AILSA CHANG, HOST:
In a series of tweets, President Trump called off a potential deal with the Taliban. It would have ended 18 years of Americans at war in Afghanistan. That deal had been painstakingly negotiated between the president's envoy Zalmay Khalilzad and the Taliban. They had met for nine rounds of talks in Qatar, and a deal had been agreed to in principle. Under it, the U.S. would've been expected to withdraw more than a third of the 14,000 troops still there. And in exchange, the Taliban wouldn't use Afghanistan as a base for terrorist attacks.
To sort through all of this now, we're joined by NPR's Tom Bowman, who is in Afghanistan now. Hey, Tom.
TOM BOWMAN, BYLINE: Hey, Ailsa.
CHANG: So I understand you're traveling with Marine General Frank McKenzie right now. He's the head of Central Command, which means he commands all the troops in the Middle East. What has been their reaction to this news that President Trump undid this deal that was on the table between the Taliban and the U.S.?
BOWMAN: We're traveling with General McKenzie in eastern Afghanistan. We went to a base this morning, and several of the soldiers asked the general about the way ahead now that they pulled the plug on the talks. Will troops be cut, as President Trump suggested? And the general said, listen; at this point, there's no word yet on whether troops will be cut. But he said if they are cut by about 5,000, as the president suggested, that the U.S. could still continue the mission - train Afghan forces, go after ISIS as well as the Taliban - again, continue the current mission.
CHANG: OK. So just to step back for a moment, can you just remind us what was in the current deal?
BOWMAN: The details in the deal were pretty closely held, but, essentially, the U.S. would cut troops if the Taliban renounced al-Qaida and agree to an intra-Afghan meeting. Also, the Taliban was to reduce violence as well, but there was no agreement on a cease-fire, which would've, of course, stopped all fighting while the Afghans and the Taliban talked. This could have been a sticking point.
CHANG: The cease-fire.
BOWMAN: Right, the cease-fire while the president pulled the plug on all this.
Now, there are also complaints from the Afghan government and some in Congress that the U.S. really didn't get much out of this deal.
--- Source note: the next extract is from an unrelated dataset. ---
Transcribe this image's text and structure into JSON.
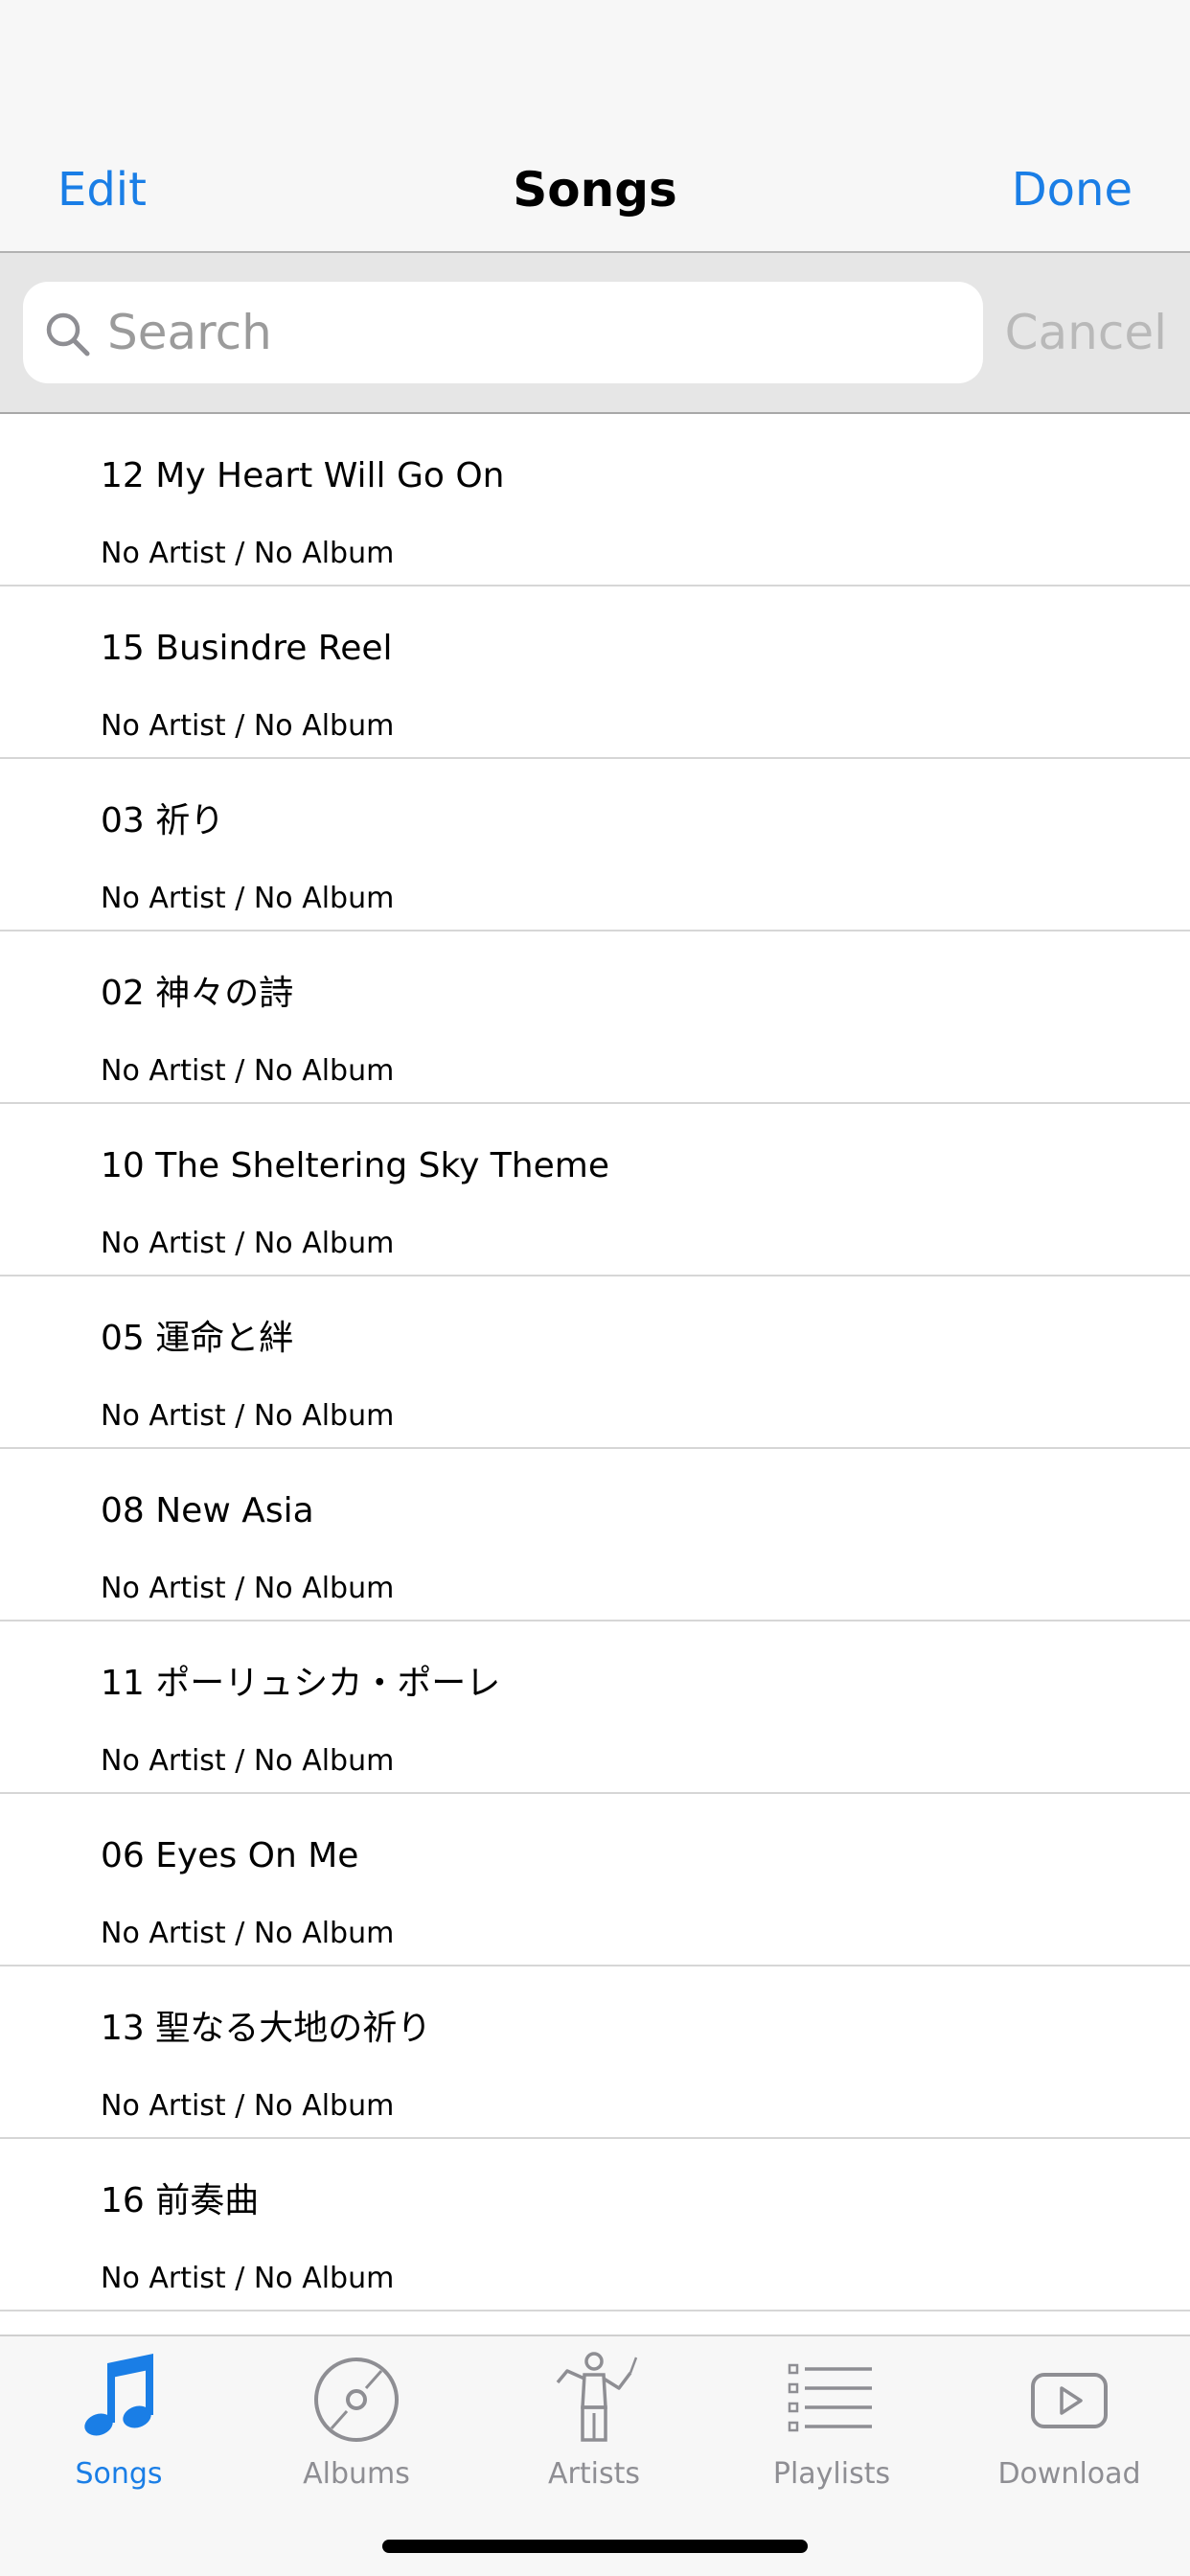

The deal was pretty thin. The Taliban, interestingly, were pretty content with the deal and may have overplayed their hand, some are saying, by this bombing that essentially just ended the deal that they really had in their hand.
And now, of course, it's back to the drawing board. There are meetings in D.C. this week with top White House officials, administration officials, as well as Zalmay Khalilzad himself. He's in Washington for consultations.
CHANG: Now, this bombing that you just mentioned - that was the reason that President Trump presented as the reason he decided to stop the talks for the moment, but are you getting the sense from your end that that was the actual reason these talks are falling through?
BOWMAN: Well, people really don't know, and it could've been that there was no cease-fire as part of this agreement, which a lot of people wanted. Also, the Afghan government and some members of Congress said, listen; the U.S. really didn't get much out of this agreement. The Taliban seemed to get a lot more than the Americans did. There was no reduction in violence. That was a big part of this. And the U.S. would cut its troops, in essence, for assurances from the Taliban that they would reduce violence and maybe meet with Afghan officials. But again, the sense was the Taliban got the better part of this deal.
CHANG: All right, so now that the pause button has been hit on this deal, who's going to be paying the biggest price for things not moving forward at this point?
BOWMAN: Well, in many cases like this, it's always the civilians that pay the price because they're going to get caught in the crossfire here. The Taliban have increased the attacks, and General McKenzie told us that the U.S. would respond in kind. Let's listen.
GENERAL FRANK MCKENZIE: We're certainly not going to sit still and let them carry out some self-described race to victory. That's not going to happen. And so we'll take whatever measures are necessary to prevent that.
BOWMAN: And so the meetings continue in Washington. And here in Afghanistan, the fighting continues.
CHANG: That's NPR's Tom Bowman. He's traveling with the head of CENTCOM in Afghanistan. Thanks very much, Tom.
BOWMAN: You're welcome, Ailsa. Transcript provided by NPR, Copyright NPR.